Photograph by Lucas Payne, My Shot
The 277-mile (365-kilometer) Superior Hiking Trail, which hugs a ridgeline above the Lake Superior shoreline between Duluth and the Ontario border, is the best long hike in the country between the Continental Divide and the Appalachian Trail. It covers rugged terrain—bluffs, cliffs, and the spine of the ancient Sawtooth mountain range—as it traces streams and skirts wild rivers, rises to mighty bluffs overlooking the great lake, and plunges into deciduous forests of birch, aspen, and maple interspersed with redolent stands of boreal spruce and balsam. Massive beaver dams compete for the title of Minnesota’s Hoover—you cross over one on a 440-foot (134-meter) boardwalk.
The Superior serves up every sensation of a great wilderness hike, but adds in all sorts of flexibility. With 30 trailheads near roads and towns, plus 86 free backcountry campsites, the trail lets you get away for a long weekend or embark on a three-week epic with the possibility of crashing at an inn or two along the way. (Zealous thru-hikers add in extensions on the 65-mile/105-kilometer Border Route Trail and the 40-mile/64-kilometer Kekekabic in the Boundary Waters Canoe Area.)
Sightings of moose, bears, beavers, wolves, coyotes, or grouse are possible. At times you’re strolling through carpets of leaves, and at others ascending a bald for yet another dramatic lake vista—from the south you can spy the Apostle Islands; from the north, Isle Royale.

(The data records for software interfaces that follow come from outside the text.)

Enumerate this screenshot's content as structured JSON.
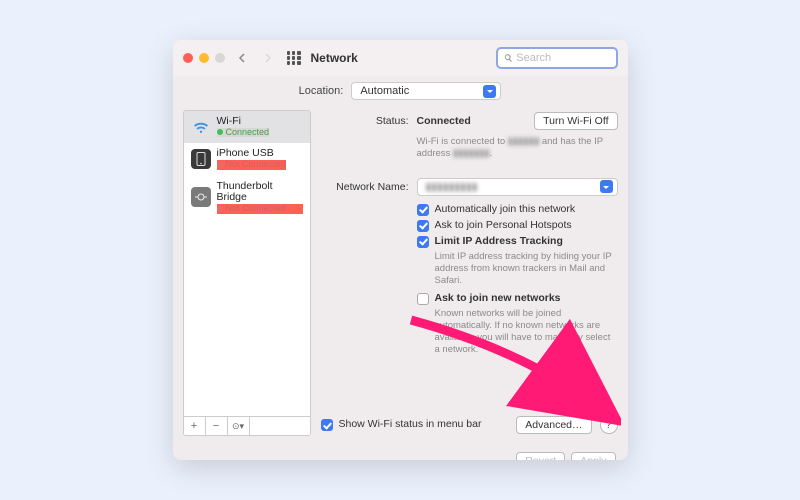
{
  "window": {
    "title": "Network",
    "search_placeholder": "Search"
  },
  "location": {
    "label": "Location:",
    "value": "Automatic"
  },
  "sidebar": {
    "items": [
      {
        "name": "Wi-Fi",
        "status": "Connected",
        "dot": "green"
      },
      {
        "name": "iPhone USB",
        "status": "Not Connected",
        "dot": "red"
      },
      {
        "name": "Thunderbolt Bridge",
        "status": "Not Connected",
        "dot": "red"
      }
    ]
  },
  "status": {
    "label": "Status:",
    "value": "Connected",
    "wifi_off": "Turn Wi-Fi Off",
    "desc_prefix": "Wi-Fi is connected to ",
    "desc_mid": "▮▮▮▮▮▮",
    "desc_suffix": " and has the IP address ",
    "desc_ip": "▮▮▮▮▮▮▮"
  },
  "network": {
    "label": "Network Name:",
    "value": "▮▮▮▮▮▮▮▮▮",
    "auto_join": "Automatically join this network",
    "ask_hotspot": "Ask to join Personal Hotspots",
    "limit_ip": "Limit IP Address Tracking",
    "limit_ip_desc": "Limit IP address tracking by hiding your IP address from known trackers in Mail and Safari.",
    "ask_new": "Ask to join new networks",
    "ask_new_desc": "Known networks will be joined automatically. If no known networks are available, you will have to manually select a network."
  },
  "menubar_check": "Show Wi-Fi status in menu bar",
  "advanced": "Advanced…",
  "revert": "Revert",
  "apply": "Apply"
}
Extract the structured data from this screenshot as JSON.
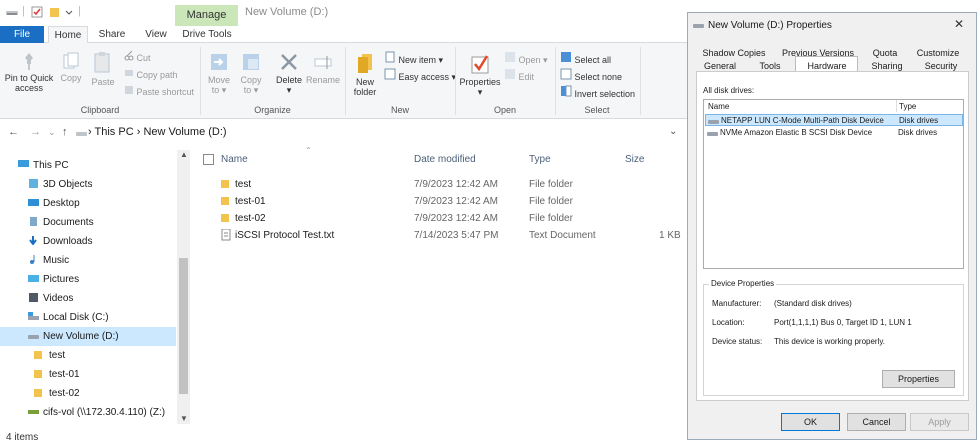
{
  "window": {
    "title": "New Volume (D:)",
    "manage_tab": "Manage"
  },
  "ribbon_tabs": [
    "File",
    "Home",
    "Share",
    "View",
    "Drive Tools"
  ],
  "ribbon": {
    "clipboard": {
      "pin": "Pin to Quick access",
      "copy": "Copy",
      "paste": "Paste",
      "cut": "Cut",
      "copy_path": "Copy path",
      "paste_shortcut": "Paste shortcut",
      "group": "Clipboard"
    },
    "organize": {
      "move_to": "Move to",
      "copy_to": "Copy to",
      "delete": "Delete",
      "rename": "Rename",
      "group": "Organize"
    },
    "new": {
      "new_folder": "New folder",
      "new_item": "New item",
      "easy_access": "Easy access",
      "group": "New"
    },
    "open": {
      "properties": "Properties",
      "open": "Open",
      "edit": "Edit",
      "group": "Open"
    },
    "select": {
      "select_all": "Select all",
      "select_none": "Select none",
      "invert_selection": "Invert selection",
      "group": "Select"
    }
  },
  "address": {
    "crumb1": "This PC",
    "crumb2": "New Volume (D:)"
  },
  "nav": {
    "this_pc": "This PC",
    "items": [
      "3D Objects",
      "Desktop",
      "Documents",
      "Downloads",
      "Music",
      "Pictures",
      "Videos",
      "Local Disk (C:)",
      "New Volume (D:)",
      "test",
      "test-01",
      "test-02",
      "cifs-vol (\\\\172.30.4.110) (Z:)"
    ]
  },
  "file_list": {
    "headers": {
      "name": "Name",
      "date": "Date modified",
      "type": "Type",
      "size": "Size"
    },
    "rows": [
      {
        "name": "test",
        "date": "7/9/2023 12:42 AM",
        "type": "File folder",
        "size": ""
      },
      {
        "name": "test-01",
        "date": "7/9/2023 12:42 AM",
        "type": "File folder",
        "size": ""
      },
      {
        "name": "test-02",
        "date": "7/9/2023 12:42 AM",
        "type": "File folder",
        "size": ""
      },
      {
        "name": "iSCSI Protocol Test.txt",
        "date": "7/14/2023 5:47 PM",
        "type": "Text Document",
        "size": "1 KB"
      }
    ]
  },
  "status": "4 items",
  "dialog": {
    "title": "New Volume (D:) Properties",
    "tabs_row1": [
      "Shadow Copies",
      "Previous Versions",
      "Quota",
      "Customize"
    ],
    "tabs_row2": [
      "General",
      "Tools",
      "Hardware",
      "Sharing",
      "Security"
    ],
    "all_disk_drives": "All disk drives:",
    "col_name": "Name",
    "col_type": "Type",
    "drives": [
      {
        "name": "NETAPP LUN C-Mode  Multi-Path Disk Device",
        "type": "Disk drives"
      },
      {
        "name": "NVMe Amazon Elastic B SCSI Disk Device",
        "type": "Disk drives"
      }
    ],
    "device_properties": "Device Properties",
    "manufacturer_label": "Manufacturer:",
    "manufacturer_value": "(Standard disk drives)",
    "location_label": "Location:",
    "location_value": "Port(1,1,1,1) Bus 0, Target ID 1, LUN 1",
    "status_label": "Device status:",
    "status_value": "This device is working properly.",
    "properties_button": "Properties",
    "ok": "OK",
    "cancel": "Cancel",
    "apply": "Apply"
  },
  "colors": {
    "file_tab": "#1a6fc4",
    "manage_tab": "#cbe6b8",
    "selection": "#cce8ff",
    "folder": "#f2c44d"
  }
}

Fall brings out the best in the Superior Trail—lower humidity, fewer bugs, intense colors, and a migration of hawks and eagles.